Everywhere that I went I saw these ubiquitous green and yellow three-wheeled vehicles. I called them Tuk Tuks which is what they are called in South East Asia but Indians called these autos, short for auto rickshaws. I don’t know why but I was really drawn to these things. They looked efficient yet exotic. They are so common in India but totally non-existent in the U.S. I constantly tried to get good shots of these autos, but mostly failed. The one below is one of my favorites. It shows a speeding auto amidst cars and motorcycles and a yellow line that is clearly being ignored by everyone.
Before going to the hotel, BJ offered to show me around the city and stopped at the India Gate. A large triumphant arch, similar to the Arc de Triomphe in Paris, it was built to honor 90,000 fallen Indian soldiers during World War I and the Third Anglo-Afgan War. We parked nearby and walked to the memorial. There was a park surrounding the area and with a large and festive crowd taking a stroll on a nice clear night. This was my first encounter with a large crowd in India. I didn’t know what to expect but the scene was comforting. Street vendors sold snacks and ice cream. Young couples and teenagers took pictures of themselves in front of the arch, using cell phone cameras of course. I had arrived half way around the world and the people acted like they probably do in any other place. The enjoyed each other’s company and the comfortable evening temperatures. I settled down, setup my tripod and proceeded to do what I came here to do. I shot 3 exposures from several different angles with the plan of blending them later into a HDR (High Dynamic Range) photograph. I was shooting architecture, something that I like to do and find relaxing compared to street photography or photography out of a speeding car.
The image below is one of my HDRs. The golden arch made even more golden with post processing. As I finished the processing of this photograph and the writing of these words, I’m reminded of that first night in India. It was only a couple of hours since I landed and there were so many new things that I had seen and experienced. Writing these entries and snapping these images, hopefully, will be of interest to my visitors. But I think they are also for me. So that my memories of this place do not fade too quickly and I can savor the experience.
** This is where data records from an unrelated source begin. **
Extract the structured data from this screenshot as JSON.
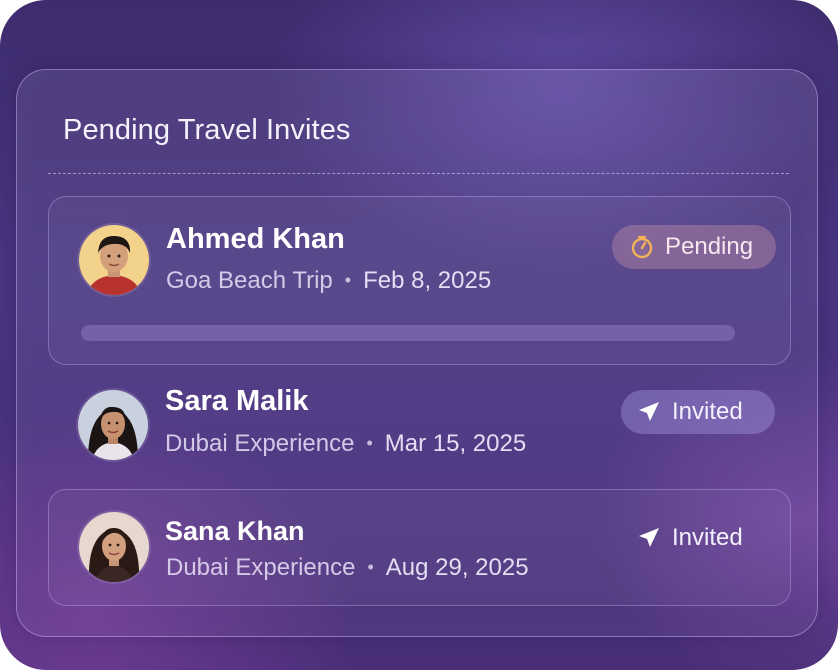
{
  "panel": {
    "title": "Pending Travel Invites"
  },
  "colors": {
    "background": "#4a3682",
    "pending_badge": "#c896aa",
    "pending_icon": "#f2b25a",
    "invited_badge": "#aa9be6",
    "text_primary": "#ffffff"
  },
  "invites": [
    {
      "name": "Ahmed Khan",
      "trip": "Goa Beach Trip",
      "separator": "•",
      "date": "Feb 8, 2025",
      "status": "Pending",
      "status_icon": "timer-icon",
      "progress": 0
    },
    {
      "name": "Sara Malik",
      "trip": "Dubai Experience",
      "separator": "•",
      "date": "Mar 15, 2025",
      "status": "Invited",
      "status_icon": "send-arrow-icon"
    },
    {
      "name": "Sana Khan",
      "trip": "Dubai Experience",
      "separator": "•",
      "date": "Aug 29, 2025",
      "status": "Invited",
      "status_icon": "send-arrow-icon"
    }
  ]
}
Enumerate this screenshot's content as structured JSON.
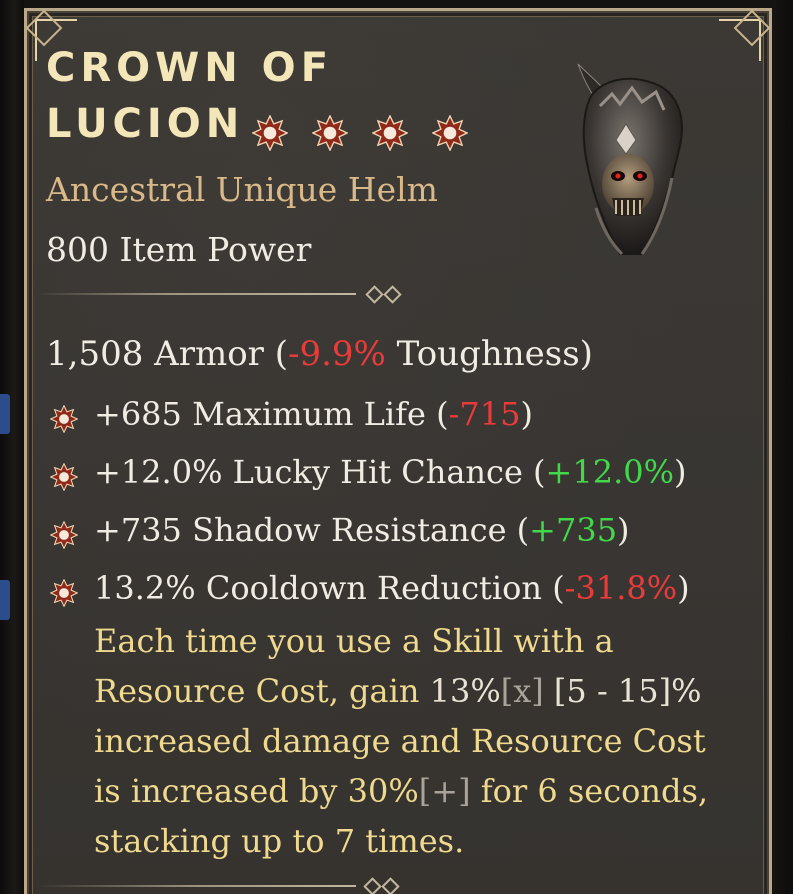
{
  "item": {
    "name_line1": "Crown of",
    "name_line2": "Lucion",
    "greater_affix_star_count": 4,
    "type": "Ancestral Unique Helm",
    "item_power": "800 Item Power",
    "icon": "helm-icon"
  },
  "armor": {
    "value_text": "1,508 Armor (",
    "delta": "-9.9%",
    "stat": " Toughness)"
  },
  "affixes": [
    {
      "icon": "greater-affix-star-icon",
      "text": "+685 Maximum Life (",
      "delta": "-715",
      "close": ")",
      "delta_kind": "negative"
    },
    {
      "icon": "greater-affix-star-icon",
      "text": "+12.0% Lucky Hit Chance (",
      "delta": "+12.0%",
      "close": ")",
      "delta_kind": "positive"
    },
    {
      "icon": "greater-affix-star-icon",
      "text": "+735 Shadow Resistance (",
      "delta": "+735",
      "close": ")",
      "delta_kind": "positive"
    },
    {
      "icon": "greater-affix-star-icon",
      "text": "13.2% Cooldown Reduction (",
      "delta": "-31.8%",
      "close": ")",
      "delta_kind": "negative"
    }
  ],
  "unique_power": {
    "part1": "Each time you use a Skill with a Resource Cost, gain ",
    "value1": "13%",
    "tag1": "[x]",
    "range1": " [5 - 15]%",
    "part2": " increased damage and Resource Cost is increased by ",
    "value2": "30%",
    "tag2": "[+]",
    "part3": " for 6 seconds, stacking up to 7 times."
  },
  "colors": {
    "title": "#f3e6b8",
    "unique_type": "#d9b98a",
    "unique_power": "#efd98f",
    "negative": "#ea3b3b",
    "positive": "#41d84a",
    "frame": "#b9a98a"
  }
}
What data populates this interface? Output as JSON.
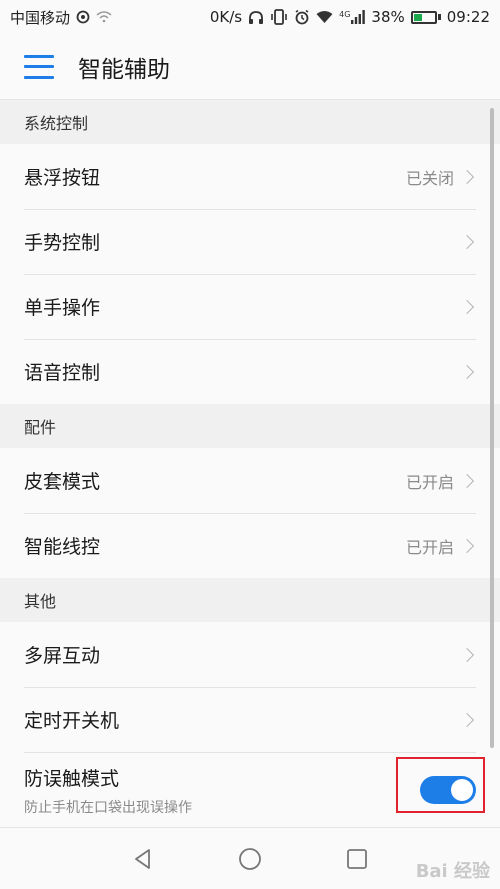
{
  "status_bar": {
    "carrier": "中国移动",
    "speed": "0K/s",
    "network": "4G",
    "battery": "38%",
    "battery_level": 0.38,
    "time": "09:22"
  },
  "header": {
    "title": "智能辅助"
  },
  "sections": [
    {
      "title": "系统控制"
    },
    {
      "title": "配件"
    },
    {
      "title": "其他"
    }
  ],
  "rows": {
    "floating_button": {
      "label": "悬浮按钮",
      "value": "已关闭"
    },
    "gesture_control": {
      "label": "手势控制"
    },
    "one_hand": {
      "label": "单手操作"
    },
    "voice_control": {
      "label": "语音控制"
    },
    "cover_mode": {
      "label": "皮套模式",
      "value": "已开启"
    },
    "smart_remote": {
      "label": "智能线控",
      "value": "已开启"
    },
    "multi_screen": {
      "label": "多屏互动"
    },
    "scheduled_power": {
      "label": "定时开关机"
    },
    "pocket_mode": {
      "label": "防误触模式",
      "sub": "防止手机在口袋出现误操作",
      "enabled": true
    }
  },
  "watermark": "Bai 经验",
  "colors": {
    "accent": "#1e7ee8",
    "highlight": "#e0232e",
    "battery": "#1aa84a"
  }
}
This post is part 3 of my travels to India and Singapore, read part 1, Quite possibly a trip of a lifetime and part 2, Around the world in 11 days. continue the story with part 4, Street shooting in Karol Bagh market, Delhi, India.
The photographs were taken with my Olympus E-PL1 with the Panasonic Lumix 20mm f1.7 and my Sony NEX-5 with the wide-angle adapter. Please make sure to click on a photograph to see a larger image and hover over the photo to see the exposure details.
See more images from India on mostlyfotos, my one photograph per day photo blog.